Scientists develop new kind of photon beam which may be secret weapon against cancer
by Russia Today
Researchers from the University of California, Riverside and the University of Texas at Austin believe they have discovered the Holy Grail of materials science which allows them to convert photons from low-energy to high-energy, using carefully-crafted silicon nanocrystal structures and custom organic molecules.
High-energy light (like ultraviolet) can produce free radicals, which are used to attack cancer cells, but which cannot penetrate deep enough to attack the vast majority of cancerous tumors in the human body.
ALSO ON RT.COMMotorized nanobots could fight deadly cancers inside the body – study (VIDEO)Meanwhile, low-energy light particles (like those from infrared) can penetrate deeply but don’t possess enough energy to generate the cancer-fighting free radicals.
By achieving the so-called “photon up-conversion” the team may have bridged the gap between the two, allowing deep penetration while creating the cancer-fighting free radicals exactly where they’re needed, all while using non-toxic materials.
The group, led by UC Riverside doctoral student Pan Xia, created a custom organic solution which would transfer the energy from the nanocrystal to surrounding molecules. They then fired a laser into the solution and, by toying with different types of silicon nanocrystals, were able to create higher-energy light.
ALSO ON RT.COMCancer cases in India spike by over 300% in 1 year, new govt data showsFurthermore, the breakthrough could have additional applications in fields like solar-energy conversion and quantum computing.
Carol graduated from Riverside White Cross School of Nursing in Columbus, Ohio and received her diploma as a registered nurse. She attended Bowling Green State University where she received a Bachelor of Arts Degree in History and Literature. She attended the University of Toledo, College of Nursing, and received a Master’s of Nursing Science Degree as an Educator.
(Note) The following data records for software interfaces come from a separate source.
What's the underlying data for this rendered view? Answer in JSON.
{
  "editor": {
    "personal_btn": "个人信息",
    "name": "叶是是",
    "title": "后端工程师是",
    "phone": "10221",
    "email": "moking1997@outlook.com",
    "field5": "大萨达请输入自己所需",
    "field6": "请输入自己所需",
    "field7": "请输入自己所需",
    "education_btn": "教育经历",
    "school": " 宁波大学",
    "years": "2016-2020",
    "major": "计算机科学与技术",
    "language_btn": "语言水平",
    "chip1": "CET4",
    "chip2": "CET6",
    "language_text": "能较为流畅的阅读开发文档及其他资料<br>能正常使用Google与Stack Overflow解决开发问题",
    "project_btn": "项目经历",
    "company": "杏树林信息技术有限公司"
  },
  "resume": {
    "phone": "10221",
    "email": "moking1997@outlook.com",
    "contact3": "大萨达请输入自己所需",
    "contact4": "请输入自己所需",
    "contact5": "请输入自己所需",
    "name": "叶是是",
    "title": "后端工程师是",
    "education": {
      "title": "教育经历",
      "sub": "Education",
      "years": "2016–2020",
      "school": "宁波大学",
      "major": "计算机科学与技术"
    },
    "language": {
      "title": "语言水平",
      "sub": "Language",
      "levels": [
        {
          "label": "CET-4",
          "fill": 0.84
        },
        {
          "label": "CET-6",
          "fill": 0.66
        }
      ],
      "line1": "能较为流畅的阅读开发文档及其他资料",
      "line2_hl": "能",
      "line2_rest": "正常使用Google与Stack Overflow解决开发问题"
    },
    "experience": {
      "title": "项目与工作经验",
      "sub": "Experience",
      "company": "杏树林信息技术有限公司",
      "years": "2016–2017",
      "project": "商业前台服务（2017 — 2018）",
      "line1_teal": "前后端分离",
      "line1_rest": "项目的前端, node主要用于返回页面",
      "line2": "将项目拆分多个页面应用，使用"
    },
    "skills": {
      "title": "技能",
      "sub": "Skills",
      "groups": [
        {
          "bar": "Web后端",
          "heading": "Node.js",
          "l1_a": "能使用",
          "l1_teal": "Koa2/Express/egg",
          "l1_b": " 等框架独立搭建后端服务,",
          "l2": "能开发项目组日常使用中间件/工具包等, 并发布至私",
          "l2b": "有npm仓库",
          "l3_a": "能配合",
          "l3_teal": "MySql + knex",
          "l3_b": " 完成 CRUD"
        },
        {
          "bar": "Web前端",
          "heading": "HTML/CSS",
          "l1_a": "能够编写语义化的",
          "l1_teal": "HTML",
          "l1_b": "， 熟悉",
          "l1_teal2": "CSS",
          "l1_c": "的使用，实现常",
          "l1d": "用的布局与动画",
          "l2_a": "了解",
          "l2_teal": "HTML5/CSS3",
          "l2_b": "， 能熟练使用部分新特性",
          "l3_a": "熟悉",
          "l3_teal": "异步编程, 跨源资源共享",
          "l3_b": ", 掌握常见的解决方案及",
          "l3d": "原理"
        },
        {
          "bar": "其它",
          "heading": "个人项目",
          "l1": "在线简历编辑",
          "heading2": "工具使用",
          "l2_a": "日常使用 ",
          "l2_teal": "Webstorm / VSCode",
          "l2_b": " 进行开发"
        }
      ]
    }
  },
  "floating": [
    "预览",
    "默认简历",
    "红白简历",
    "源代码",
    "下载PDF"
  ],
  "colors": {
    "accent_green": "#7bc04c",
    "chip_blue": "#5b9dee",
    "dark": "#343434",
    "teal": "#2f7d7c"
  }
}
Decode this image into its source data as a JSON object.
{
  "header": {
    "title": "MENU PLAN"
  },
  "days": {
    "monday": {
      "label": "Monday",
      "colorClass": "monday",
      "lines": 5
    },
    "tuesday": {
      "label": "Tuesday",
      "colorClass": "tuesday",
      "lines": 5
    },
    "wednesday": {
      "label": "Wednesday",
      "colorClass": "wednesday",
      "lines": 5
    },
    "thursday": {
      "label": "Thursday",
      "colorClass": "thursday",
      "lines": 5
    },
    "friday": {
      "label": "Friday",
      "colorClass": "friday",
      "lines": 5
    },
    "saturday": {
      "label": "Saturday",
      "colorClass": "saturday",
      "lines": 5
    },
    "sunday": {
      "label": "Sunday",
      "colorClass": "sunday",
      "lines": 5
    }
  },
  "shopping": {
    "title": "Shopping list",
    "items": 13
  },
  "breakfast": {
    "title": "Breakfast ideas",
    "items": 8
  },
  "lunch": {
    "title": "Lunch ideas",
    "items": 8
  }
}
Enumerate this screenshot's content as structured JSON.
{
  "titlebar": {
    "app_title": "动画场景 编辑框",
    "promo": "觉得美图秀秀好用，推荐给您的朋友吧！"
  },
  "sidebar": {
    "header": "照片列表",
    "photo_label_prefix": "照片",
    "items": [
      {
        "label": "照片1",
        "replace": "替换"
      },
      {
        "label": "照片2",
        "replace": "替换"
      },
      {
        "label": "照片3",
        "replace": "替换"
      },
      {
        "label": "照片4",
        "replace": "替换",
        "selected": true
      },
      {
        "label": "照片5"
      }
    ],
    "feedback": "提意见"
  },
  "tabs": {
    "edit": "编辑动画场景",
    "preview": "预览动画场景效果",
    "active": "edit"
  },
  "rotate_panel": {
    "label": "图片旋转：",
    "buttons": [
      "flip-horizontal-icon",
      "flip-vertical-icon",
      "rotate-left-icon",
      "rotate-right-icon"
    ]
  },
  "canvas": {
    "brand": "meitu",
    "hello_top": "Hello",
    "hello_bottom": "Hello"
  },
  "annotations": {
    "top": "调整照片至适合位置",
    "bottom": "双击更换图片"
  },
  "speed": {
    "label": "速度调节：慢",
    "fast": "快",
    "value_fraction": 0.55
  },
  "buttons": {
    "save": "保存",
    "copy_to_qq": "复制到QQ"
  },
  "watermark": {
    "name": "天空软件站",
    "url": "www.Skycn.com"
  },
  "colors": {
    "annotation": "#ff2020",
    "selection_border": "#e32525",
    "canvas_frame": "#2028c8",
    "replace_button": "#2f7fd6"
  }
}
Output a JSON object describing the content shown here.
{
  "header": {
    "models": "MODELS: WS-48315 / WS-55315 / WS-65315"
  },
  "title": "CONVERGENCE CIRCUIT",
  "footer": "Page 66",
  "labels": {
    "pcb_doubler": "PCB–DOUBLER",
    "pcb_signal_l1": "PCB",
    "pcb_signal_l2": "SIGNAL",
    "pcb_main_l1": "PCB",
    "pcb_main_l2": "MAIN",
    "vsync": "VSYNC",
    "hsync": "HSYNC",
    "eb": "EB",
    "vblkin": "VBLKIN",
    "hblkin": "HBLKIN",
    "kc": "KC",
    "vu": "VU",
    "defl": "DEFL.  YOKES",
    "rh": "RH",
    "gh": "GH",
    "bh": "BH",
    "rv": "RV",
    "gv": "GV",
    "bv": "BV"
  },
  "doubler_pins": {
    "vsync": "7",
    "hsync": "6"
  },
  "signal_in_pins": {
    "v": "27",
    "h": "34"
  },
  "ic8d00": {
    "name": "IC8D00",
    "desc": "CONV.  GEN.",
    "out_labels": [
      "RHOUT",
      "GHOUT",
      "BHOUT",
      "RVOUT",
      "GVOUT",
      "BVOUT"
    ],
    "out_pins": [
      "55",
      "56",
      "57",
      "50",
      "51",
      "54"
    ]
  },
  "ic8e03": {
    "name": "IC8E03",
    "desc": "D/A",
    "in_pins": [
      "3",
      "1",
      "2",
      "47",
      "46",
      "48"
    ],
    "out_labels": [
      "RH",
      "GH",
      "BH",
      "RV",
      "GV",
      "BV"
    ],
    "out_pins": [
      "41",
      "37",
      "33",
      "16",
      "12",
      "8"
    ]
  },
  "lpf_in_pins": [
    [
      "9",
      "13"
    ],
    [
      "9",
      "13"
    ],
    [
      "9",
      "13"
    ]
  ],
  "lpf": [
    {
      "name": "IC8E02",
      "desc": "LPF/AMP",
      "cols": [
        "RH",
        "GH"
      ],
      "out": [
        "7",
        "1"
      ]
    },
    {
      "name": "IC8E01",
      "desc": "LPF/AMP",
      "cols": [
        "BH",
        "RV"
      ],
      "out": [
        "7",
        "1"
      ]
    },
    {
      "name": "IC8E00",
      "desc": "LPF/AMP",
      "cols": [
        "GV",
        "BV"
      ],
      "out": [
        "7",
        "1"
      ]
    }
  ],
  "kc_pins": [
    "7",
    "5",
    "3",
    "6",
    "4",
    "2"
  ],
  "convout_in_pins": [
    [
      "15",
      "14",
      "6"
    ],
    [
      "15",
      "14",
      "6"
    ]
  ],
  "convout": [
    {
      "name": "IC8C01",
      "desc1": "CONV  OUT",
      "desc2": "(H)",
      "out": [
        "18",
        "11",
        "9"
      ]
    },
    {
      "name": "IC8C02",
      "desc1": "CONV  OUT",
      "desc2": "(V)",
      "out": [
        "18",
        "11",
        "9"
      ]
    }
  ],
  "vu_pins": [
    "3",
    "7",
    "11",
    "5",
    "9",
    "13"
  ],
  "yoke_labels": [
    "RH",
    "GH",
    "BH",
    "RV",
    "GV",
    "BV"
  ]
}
She has traveled extensively, is a photographer, and writes on medical issues. Carol has three children RJ, Katherine, and Stephen – one daughter-in-law; Katie – two granddaughters; Isabella Marianna and Zoe Olivia – and one grandson, Alexander Paul. She also shares her life with her husband Gordon Duff, many cats, and two rescues.